▽

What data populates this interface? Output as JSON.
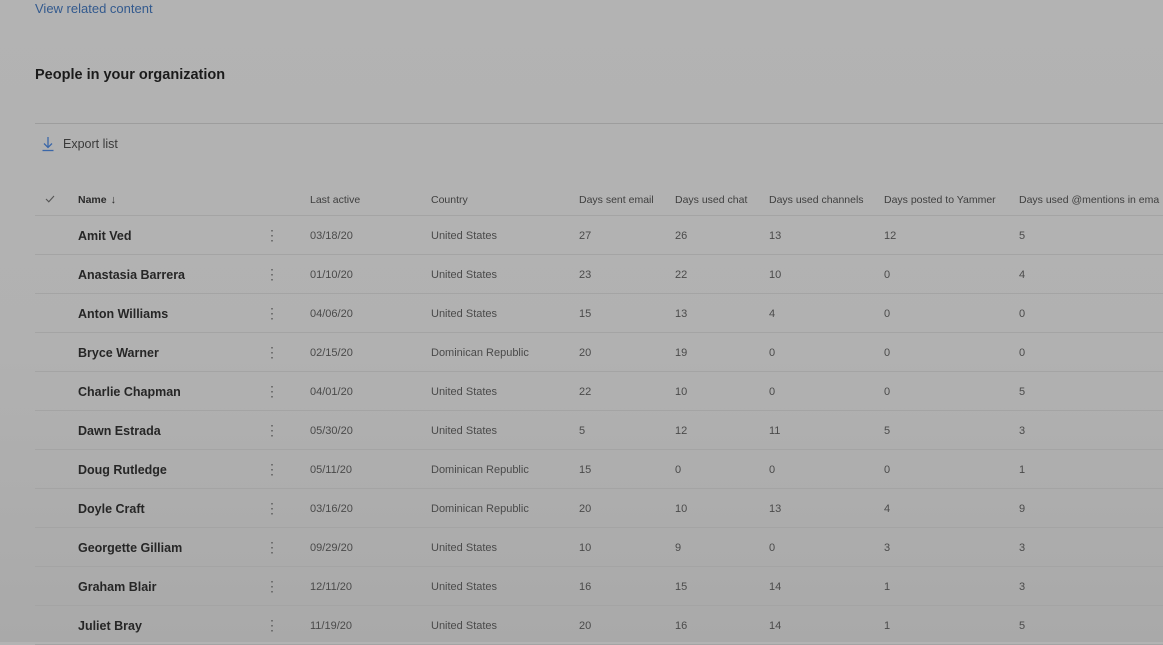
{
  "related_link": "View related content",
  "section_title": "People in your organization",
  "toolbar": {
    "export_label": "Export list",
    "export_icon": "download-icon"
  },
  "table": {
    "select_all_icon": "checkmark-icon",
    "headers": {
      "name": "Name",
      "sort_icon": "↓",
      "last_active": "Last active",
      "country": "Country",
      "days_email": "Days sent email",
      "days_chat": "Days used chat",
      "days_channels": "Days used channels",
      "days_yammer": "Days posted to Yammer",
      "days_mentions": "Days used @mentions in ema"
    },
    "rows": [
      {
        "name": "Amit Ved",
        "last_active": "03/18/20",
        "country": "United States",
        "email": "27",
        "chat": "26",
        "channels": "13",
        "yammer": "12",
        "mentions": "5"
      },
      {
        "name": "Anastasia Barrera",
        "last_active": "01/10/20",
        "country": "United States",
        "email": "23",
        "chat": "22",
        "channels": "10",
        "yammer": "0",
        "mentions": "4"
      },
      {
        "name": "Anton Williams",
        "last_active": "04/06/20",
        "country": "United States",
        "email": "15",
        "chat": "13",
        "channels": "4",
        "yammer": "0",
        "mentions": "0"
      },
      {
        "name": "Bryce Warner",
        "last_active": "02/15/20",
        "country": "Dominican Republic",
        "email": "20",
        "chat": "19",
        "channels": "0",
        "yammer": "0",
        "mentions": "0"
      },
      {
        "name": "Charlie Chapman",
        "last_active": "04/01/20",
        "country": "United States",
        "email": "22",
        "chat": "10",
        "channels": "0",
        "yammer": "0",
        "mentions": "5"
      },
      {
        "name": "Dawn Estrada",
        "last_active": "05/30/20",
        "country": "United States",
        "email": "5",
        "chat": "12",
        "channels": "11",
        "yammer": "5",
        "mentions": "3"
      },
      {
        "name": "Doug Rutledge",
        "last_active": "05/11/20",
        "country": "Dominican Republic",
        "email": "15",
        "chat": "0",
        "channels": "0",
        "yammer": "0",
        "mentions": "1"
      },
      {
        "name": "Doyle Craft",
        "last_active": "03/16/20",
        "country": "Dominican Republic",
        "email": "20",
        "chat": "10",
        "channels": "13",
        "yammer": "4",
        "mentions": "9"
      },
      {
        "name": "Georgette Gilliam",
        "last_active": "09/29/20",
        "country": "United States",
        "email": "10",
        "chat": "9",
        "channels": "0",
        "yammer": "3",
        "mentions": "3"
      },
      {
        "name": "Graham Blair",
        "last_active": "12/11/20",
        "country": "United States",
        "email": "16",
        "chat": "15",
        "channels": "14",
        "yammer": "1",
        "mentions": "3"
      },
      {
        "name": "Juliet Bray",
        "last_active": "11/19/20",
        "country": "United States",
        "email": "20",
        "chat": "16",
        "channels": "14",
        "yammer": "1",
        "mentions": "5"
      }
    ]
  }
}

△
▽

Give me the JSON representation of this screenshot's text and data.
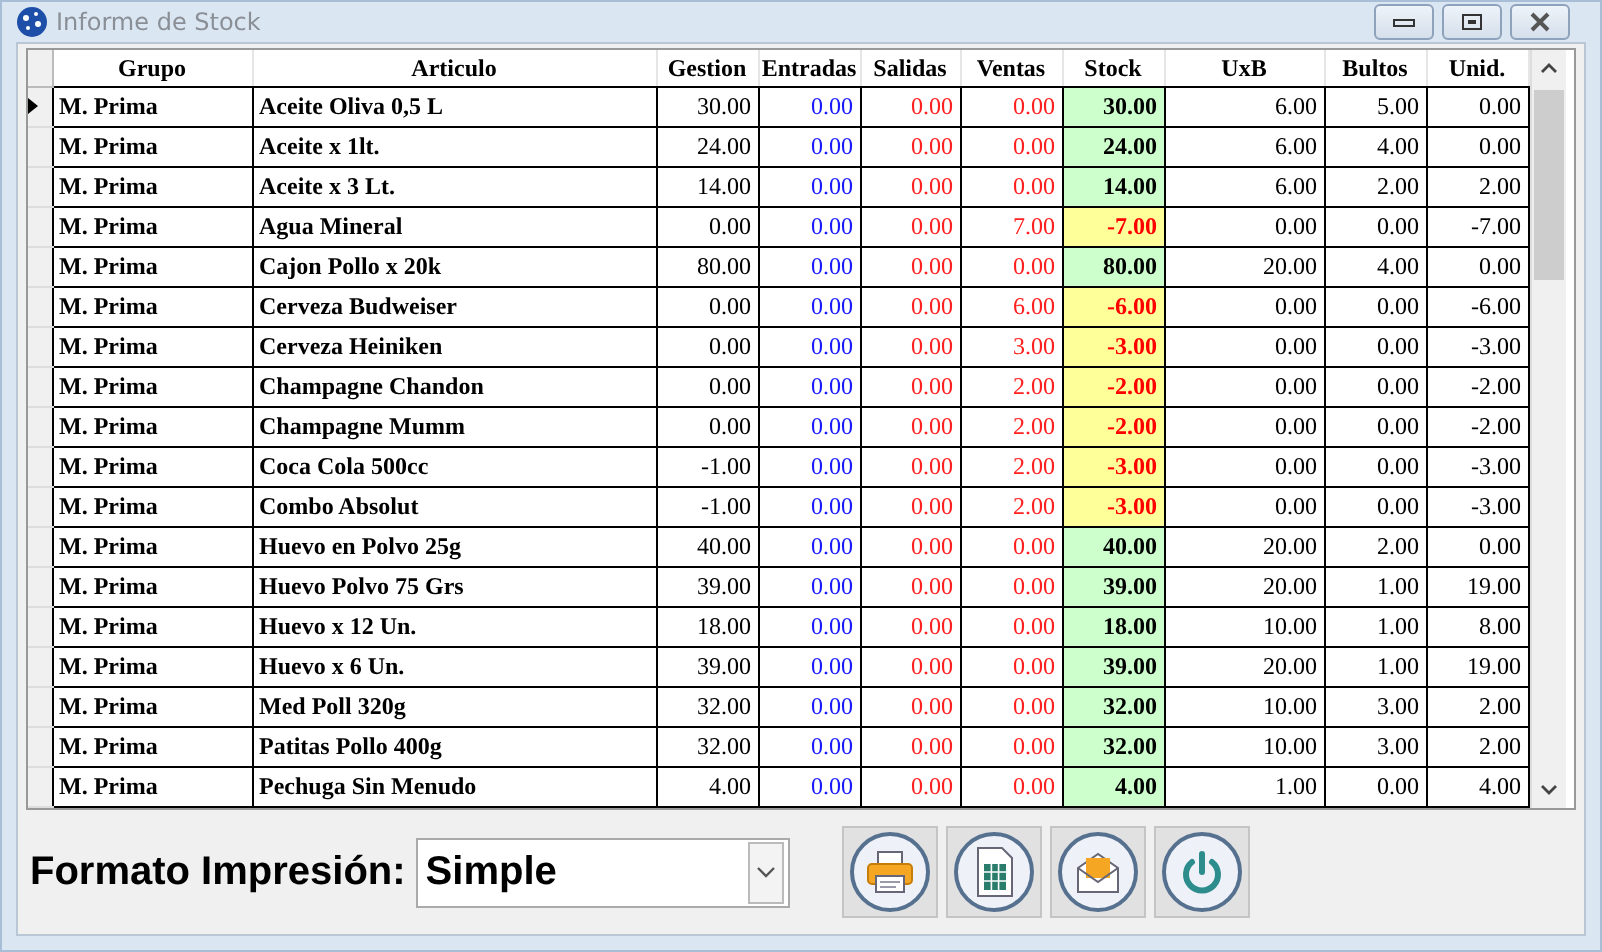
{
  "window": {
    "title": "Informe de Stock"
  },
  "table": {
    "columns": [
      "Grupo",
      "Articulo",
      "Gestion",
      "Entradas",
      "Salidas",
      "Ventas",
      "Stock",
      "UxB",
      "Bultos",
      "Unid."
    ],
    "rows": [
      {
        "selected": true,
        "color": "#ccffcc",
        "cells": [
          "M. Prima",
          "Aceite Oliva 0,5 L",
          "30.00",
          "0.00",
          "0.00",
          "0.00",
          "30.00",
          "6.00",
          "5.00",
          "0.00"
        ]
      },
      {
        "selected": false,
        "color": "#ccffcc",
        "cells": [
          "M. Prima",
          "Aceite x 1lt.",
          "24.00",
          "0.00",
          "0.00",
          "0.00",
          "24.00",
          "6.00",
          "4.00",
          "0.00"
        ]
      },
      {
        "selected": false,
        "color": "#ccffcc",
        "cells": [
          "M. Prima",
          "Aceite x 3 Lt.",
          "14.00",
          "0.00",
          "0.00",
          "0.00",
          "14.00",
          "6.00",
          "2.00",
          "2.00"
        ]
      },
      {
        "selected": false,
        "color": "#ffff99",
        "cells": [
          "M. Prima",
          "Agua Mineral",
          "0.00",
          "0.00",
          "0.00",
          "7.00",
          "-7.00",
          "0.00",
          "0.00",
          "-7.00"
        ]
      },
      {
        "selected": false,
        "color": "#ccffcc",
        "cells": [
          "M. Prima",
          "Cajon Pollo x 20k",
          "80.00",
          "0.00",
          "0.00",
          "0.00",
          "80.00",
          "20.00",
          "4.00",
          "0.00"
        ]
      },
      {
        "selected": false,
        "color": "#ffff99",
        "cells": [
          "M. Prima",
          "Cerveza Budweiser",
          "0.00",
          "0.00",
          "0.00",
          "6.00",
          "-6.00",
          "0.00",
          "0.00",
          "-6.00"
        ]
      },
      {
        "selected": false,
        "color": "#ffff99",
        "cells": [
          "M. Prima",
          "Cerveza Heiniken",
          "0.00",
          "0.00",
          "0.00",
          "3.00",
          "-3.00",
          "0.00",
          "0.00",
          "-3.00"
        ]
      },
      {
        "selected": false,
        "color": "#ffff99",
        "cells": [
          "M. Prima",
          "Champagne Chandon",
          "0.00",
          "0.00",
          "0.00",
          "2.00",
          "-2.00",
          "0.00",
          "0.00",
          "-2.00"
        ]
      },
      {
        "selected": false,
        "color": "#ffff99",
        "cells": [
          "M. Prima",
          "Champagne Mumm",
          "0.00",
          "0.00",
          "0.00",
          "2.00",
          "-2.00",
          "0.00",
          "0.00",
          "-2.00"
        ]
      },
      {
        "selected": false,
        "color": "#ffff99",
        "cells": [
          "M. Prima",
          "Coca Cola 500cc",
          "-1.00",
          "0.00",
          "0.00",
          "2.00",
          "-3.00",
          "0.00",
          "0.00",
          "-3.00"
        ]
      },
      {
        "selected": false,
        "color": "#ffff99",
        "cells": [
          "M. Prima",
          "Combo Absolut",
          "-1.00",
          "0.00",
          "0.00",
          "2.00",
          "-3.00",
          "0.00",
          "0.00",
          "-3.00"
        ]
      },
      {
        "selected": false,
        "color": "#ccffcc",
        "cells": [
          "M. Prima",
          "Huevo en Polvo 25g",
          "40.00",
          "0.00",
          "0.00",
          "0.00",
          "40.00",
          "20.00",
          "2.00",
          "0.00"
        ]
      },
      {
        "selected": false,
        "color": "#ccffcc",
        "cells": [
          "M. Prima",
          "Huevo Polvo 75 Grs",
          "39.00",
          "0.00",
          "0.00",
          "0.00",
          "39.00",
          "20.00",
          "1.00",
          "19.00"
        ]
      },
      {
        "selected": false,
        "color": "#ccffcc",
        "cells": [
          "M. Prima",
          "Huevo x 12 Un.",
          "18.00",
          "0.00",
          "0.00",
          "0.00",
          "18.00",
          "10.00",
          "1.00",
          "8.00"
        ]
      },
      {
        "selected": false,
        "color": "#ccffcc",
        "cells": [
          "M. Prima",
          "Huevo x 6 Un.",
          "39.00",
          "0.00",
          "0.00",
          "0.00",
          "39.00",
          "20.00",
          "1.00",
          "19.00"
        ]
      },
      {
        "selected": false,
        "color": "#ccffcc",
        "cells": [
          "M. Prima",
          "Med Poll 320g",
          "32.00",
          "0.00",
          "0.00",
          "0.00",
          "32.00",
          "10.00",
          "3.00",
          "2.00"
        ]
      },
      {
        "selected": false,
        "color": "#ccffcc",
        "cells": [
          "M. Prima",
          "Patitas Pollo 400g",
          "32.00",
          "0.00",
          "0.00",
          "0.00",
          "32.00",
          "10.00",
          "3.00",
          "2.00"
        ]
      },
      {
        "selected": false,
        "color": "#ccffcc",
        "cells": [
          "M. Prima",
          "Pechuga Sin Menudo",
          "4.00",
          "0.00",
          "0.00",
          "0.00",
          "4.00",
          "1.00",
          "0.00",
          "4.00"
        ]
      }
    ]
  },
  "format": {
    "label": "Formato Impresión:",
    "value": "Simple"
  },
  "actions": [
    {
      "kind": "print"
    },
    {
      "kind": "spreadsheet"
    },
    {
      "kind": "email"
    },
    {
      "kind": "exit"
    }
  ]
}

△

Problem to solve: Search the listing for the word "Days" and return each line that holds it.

Solution to this exercise:
      "days_email": "Days sent email",
      "days_chat": "Days used chat",
      "days_channels": "Days used channels",
      "days_yammer": "Days posted to Yammer",
      "days_mentions": "Days used @mentions in ema"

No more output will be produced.